*WHAT YOU WILL DO*
Drop every picture. Return the rest of the entries exactly.

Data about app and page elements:
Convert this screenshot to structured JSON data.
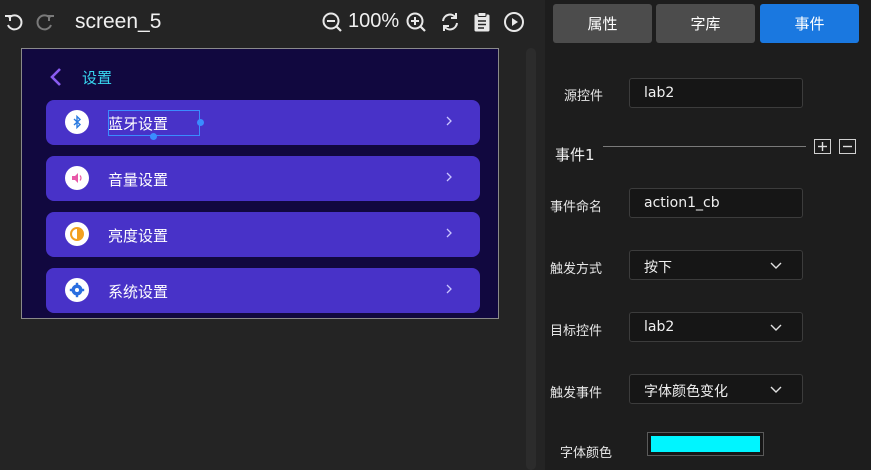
{
  "toolbar": {
    "undo_icon": "undo-icon",
    "redo_icon": "redo-icon",
    "screen_name": "screen_5",
    "zoom": "100%",
    "zoom_out_icon": "zoom-out-icon",
    "zoom_in_icon": "zoom-in-icon",
    "refresh_icon": "refresh-icon",
    "clipboard_icon": "clipboard-icon",
    "play_icon": "play-icon"
  },
  "device": {
    "title": "设置",
    "rows": [
      {
        "label": "蓝牙设置",
        "icon": "bluetooth-icon"
      },
      {
        "label": "音量设置",
        "icon": "volume-icon"
      },
      {
        "label": "亮度设置",
        "icon": "brightness-icon"
      },
      {
        "label": "系统设置",
        "icon": "system-settings-icon"
      }
    ]
  },
  "panel": {
    "tabs": [
      {
        "label": "属性",
        "active": false
      },
      {
        "label": "字库",
        "active": false
      },
      {
        "label": "事件",
        "active": true
      }
    ],
    "source_label": "源控件",
    "source_value": "lab2",
    "event_header": "事件1",
    "event_name_label": "事件命名",
    "event_name_value": "action1_cb",
    "trigger_mode_label": "触发方式",
    "trigger_mode_value": "按下",
    "target_label": "目标控件",
    "target_value": "lab2",
    "trigger_event_label": "触发事件",
    "trigger_event_value": "字体颜色变化",
    "font_color_label": "字体颜色",
    "font_color_value": "#00f5ff"
  },
  "colors": {
    "accent": "#1a78e0",
    "device_bg": "#11083f",
    "row_bg": "#4832c8",
    "title_color": "#38d7f0"
  }
}
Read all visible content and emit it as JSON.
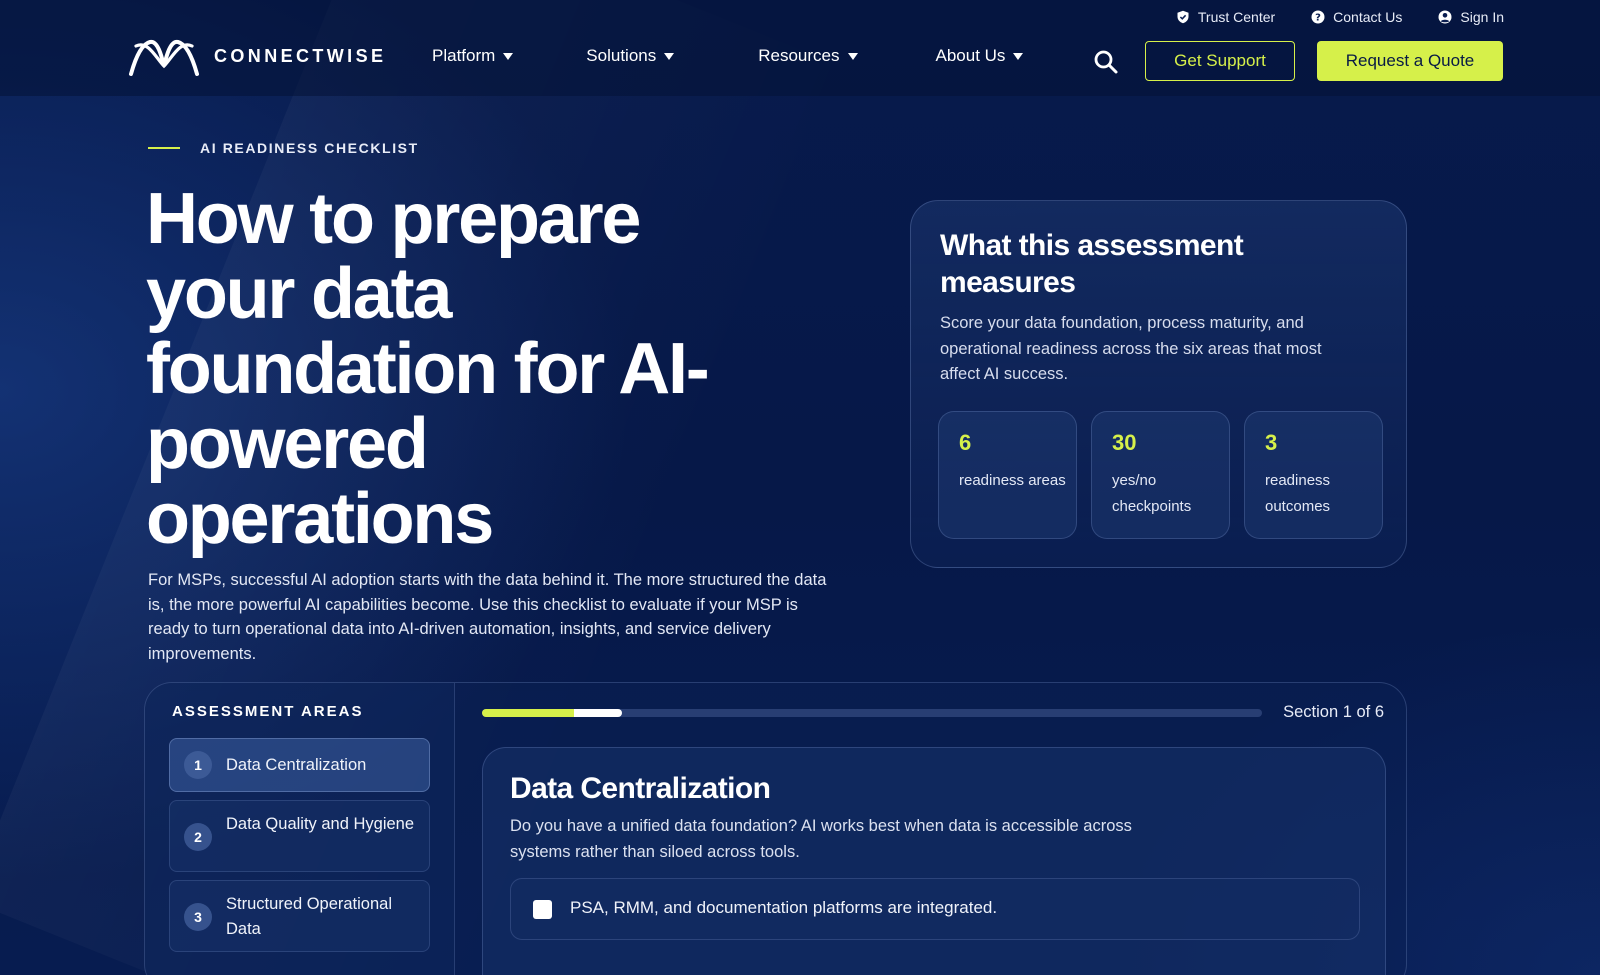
{
  "header": {
    "brand": "CONNECTWISE",
    "utility": [
      {
        "label": "Trust Center",
        "icon": "shield-icon"
      },
      {
        "label": "Contact Us",
        "icon": "help-icon"
      },
      {
        "label": "Sign In",
        "icon": "user-icon"
      }
    ],
    "nav": [
      {
        "label": "Platform"
      },
      {
        "label": "Solutions"
      },
      {
        "label": "Resources"
      },
      {
        "label": "About Us"
      }
    ],
    "support_label": "Get Support",
    "quote_label": "Request a Quote"
  },
  "hero": {
    "eyebrow": "AI READINESS CHECKLIST",
    "title": "How to prepare your data foundation for AI-powered operations",
    "description": "For MSPs, successful AI adoption starts with the data behind it. The more structured the data is, the more powerful AI capabilities become. Use this checklist to evaluate if your MSP is ready to turn operational data into AI-driven automation, insights, and service delivery improvements."
  },
  "measures": {
    "title": "What this assessment measures",
    "description": "Score your data foundation, process maturity, and operational readiness across the six areas that most affect AI success.",
    "stats": [
      {
        "value": "6",
        "label": "readiness areas"
      },
      {
        "value": "30",
        "label": "yes/no checkpoints"
      },
      {
        "value": "3",
        "label": "readiness outcomes"
      }
    ]
  },
  "assessment": {
    "sidebar_title": "ASSESSMENT AREAS",
    "areas": [
      {
        "num": "1",
        "label": "Data Centralization"
      },
      {
        "num": "2",
        "label": "Data Quality and Hygiene"
      },
      {
        "num": "3",
        "label": "Structured Operational Data"
      }
    ],
    "progress_fraction": 0.18,
    "section_counter": "Section 1 of 6",
    "section": {
      "title": "Data Centralization",
      "description": "Do you have a unified data foundation? AI works best when data is accessible across systems rather than siloed across tools.",
      "checkpoints": [
        {
          "label": "PSA, RMM, and documentation platforms are integrated.",
          "checked": false
        }
      ]
    }
  },
  "colors": {
    "accent": "#d6f04a",
    "background": "#061a4a"
  }
}
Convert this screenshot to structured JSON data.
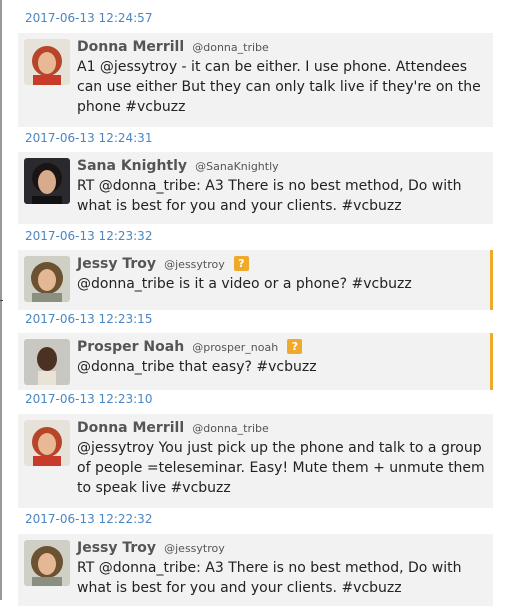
{
  "feed": {
    "top_timestamp": "2017-06-13 12:24:57",
    "tweets": [
      {
        "name": "Donna Merrill",
        "handle": "@donna_tribe",
        "text": "A1 @jessytroy - it can be either. I use phone. Attendees can use either But they can only talk live if they're on the phone #vcbuzz",
        "timestamp": "2017-06-13 12:24:31",
        "avatar": "avatar-donna-merrill"
      },
      {
        "name": "Sana Knightly",
        "handle": "@SanaKnightly",
        "text": "RT @donna_tribe: A3 There is no best method, Do with what is best for you and your clients. #vcbuzz",
        "timestamp": "2017-06-13 12:23:32",
        "avatar": "avatar-sana-knightly"
      },
      {
        "name": "Jessy Troy",
        "handle": "@jessytroy",
        "badge": "?",
        "text": "@donna_tribe is it a video or a phone? #vcbuzz",
        "timestamp": "2017-06-13 12:23:15",
        "avatar": "avatar-jessy-troy"
      },
      {
        "name": "Prosper Noah",
        "handle": "@prosper_noah",
        "badge": "?",
        "text": "@donna_tribe that easy? #vcbuzz",
        "timestamp": "2017-06-13 12:23:10",
        "avatar": "avatar-prosper-noah"
      },
      {
        "name": "Donna Merrill",
        "handle": "@donna_tribe",
        "text": "@jessytroy You just pick up the phone and talk to a group of people =teleseminar. Easy! Mute them + unmute them to speak live #vcbuzz",
        "timestamp": "2017-06-13 12:22:32",
        "avatar": "avatar-donna-merrill"
      },
      {
        "name": "Jessy Troy",
        "handle": "@jessytroy",
        "text": "RT @donna_tribe: A3 There is no best method, Do with what is best for you and your clients. #vcbuzz",
        "avatar": "avatar-jessy-troy"
      }
    ]
  },
  "colors": {
    "timestamp": "#4a86c4",
    "card_bg": "#f2f2f2",
    "question_badge": "#f0a92a"
  }
}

*EXPECTED ANSWER*
Convert this screenshot to structured JSON data.
{
  "toolbar": {
    "undo_icon": "undo-icon",
    "redo_icon": "redo-icon",
    "screen_name": "screen_5",
    "zoom": "100%",
    "zoom_out_icon": "zoom-out-icon",
    "zoom_in_icon": "zoom-in-icon",
    "refresh_icon": "refresh-icon",
    "clipboard_icon": "clipboard-icon",
    "play_icon": "play-icon"
  },
  "device": {
    "title": "设置",
    "rows": [
      {
        "label": "蓝牙设置",
        "icon": "bluetooth-icon"
      },
      {
        "label": "音量设置",
        "icon": "volume-icon"
      },
      {
        "label": "亮度设置",
        "icon": "brightness-icon"
      },
      {
        "label": "系统设置",
        "icon": "system-settings-icon"
      }
    ]
  },
  "panel": {
    "tabs": [
      {
        "label": "属性",
        "active": false
      },
      {
        "label": "字库",
        "active": false
      },
      {
        "label": "事件",
        "active": true
      }
    ],
    "source_label": "源控件",
    "source_value": "lab2",
    "event_header": "事件1",
    "event_name_label": "事件命名",
    "event_name_value": "action1_cb",
    "trigger_mode_label": "触发方式",
    "trigger_mode_value": "按下",
    "target_label": "目标控件",
    "target_value": "lab2",
    "trigger_event_label": "触发事件",
    "trigger_event_value": "字体颜色变化",
    "font_color_label": "字体颜色",
    "font_color_value": "#00f5ff"
  },
  "colors": {
    "accent": "#1a78e0",
    "device_bg": "#11083f",
    "row_bg": "#4832c8",
    "title_color": "#38d7f0"
  }
}
Read all visible content and emit it as JSON.
{
  "header": {
    "brand": "CONNECTWISE",
    "utility": [
      {
        "label": "Trust Center",
        "icon": "shield-icon"
      },
      {
        "label": "Contact Us",
        "icon": "help-icon"
      },
      {
        "label": "Sign In",
        "icon": "user-icon"
      }
    ],
    "nav": [
      {
        "label": "Platform"
      },
      {
        "label": "Solutions"
      },
      {
        "label": "Resources"
      },
      {
        "label": "About Us"
      }
    ],
    "support_label": "Get Support",
    "quote_label": "Request a Quote"
  },
  "hero": {
    "eyebrow": "AI READINESS CHECKLIST",
    "title": "How to prepare your data foundation for AI-powered operations",
    "description": "For MSPs, successful AI adoption starts with the data behind it. The more structured the data is, the more powerful AI capabilities become. Use this checklist to evaluate if your MSP is ready to turn operational data into AI-driven automation, insights, and service delivery improvements."
  },
  "measures": {
    "title": "What this assessment measures",
    "description": "Score your data foundation, process maturity, and operational readiness across the six areas that most affect AI success.",
    "stats": [
      {
        "value": "6",
        "label": "readiness areas"
      },
      {
        "value": "30",
        "label": "yes/no checkpoints"
      },
      {
        "value": "3",
        "label": "readiness outcomes"
      }
    ]
  },
  "assessment": {
    "sidebar_title": "ASSESSMENT AREAS",
    "areas": [
      {
        "num": "1",
        "label": "Data Centralization"
      },
      {
        "num": "2",
        "label": "Data Quality and Hygiene"
      },
      {
        "num": "3",
        "label": "Structured Operational Data"
      }
    ],
    "progress_fraction": 0.18,
    "section_counter": "Section 1 of 6",
    "section": {
      "title": "Data Centralization",
      "description": "Do you have a unified data foundation? AI works best when data is accessible across systems rather than siloed across tools.",
      "checkpoints": [
        {
          "label": "PSA, RMM, and documentation platforms are integrated.",
          "checked": false
        }
      ]
    }
  },
  "colors": {
    "accent": "#d6f04a",
    "background": "#061a4a"
  }
}
Convert this screenshot to structured JSON data.
{
  "feed": {
    "top_timestamp": "2017-06-13 12:24:57",
    "tweets": [
      {
        "name": "Donna Merrill",
        "handle": "@donna_tribe",
        "text": "A1 @jessytroy - it can be either. I use phone. Attendees can use either But they can only talk live if they're on the phone #vcbuzz",
        "timestamp": "2017-06-13 12:24:31",
        "avatar": "avatar-donna-merrill"
      },
      {
        "name": "Sana Knightly",
        "handle": "@SanaKnightly",
        "text": "RT @donna_tribe: A3 There is no best method, Do with what is best for you and your clients. #vcbuzz",
        "timestamp": "2017-06-13 12:23:32",
        "avatar": "avatar-sana-knightly"
      },
      {
        "name": "Jessy Troy",
        "handle": "@jessytroy",
        "badge": "?",
        "text": "@donna_tribe is it a video or a phone? #vcbuzz",
        "timestamp": "2017-06-13 12:23:15",
        "avatar": "avatar-jessy-troy"
      },
      {
        "name": "Prosper Noah",
        "handle": "@prosper_noah",
        "badge": "?",
        "text": "@donna_tribe that easy? #vcbuzz",
        "timestamp": "2017-06-13 12:23:10",
        "avatar": "avatar-prosper-noah"
      },
      {
        "name": "Donna Merrill",
        "handle": "@donna_tribe",
        "text": "@jessytroy You just pick up the phone and talk to a group of people =teleseminar. Easy! Mute them + unmute them to speak live #vcbuzz",
        "timestamp": "2017-06-13 12:22:32",
        "avatar": "avatar-donna-merrill"
      },
      {
        "name": "Jessy Troy",
        "handle": "@jessytroy",
        "text": "RT @donna_tribe: A3 There is no best method, Do with what is best for you and your clients. #vcbuzz",
        "avatar": "avatar-jessy-troy"
      }
    ]
  },
  "colors": {
    "timestamp": "#4a86c4",
    "card_bg": "#f2f2f2",
    "question_badge": "#f0a92a"
  }
}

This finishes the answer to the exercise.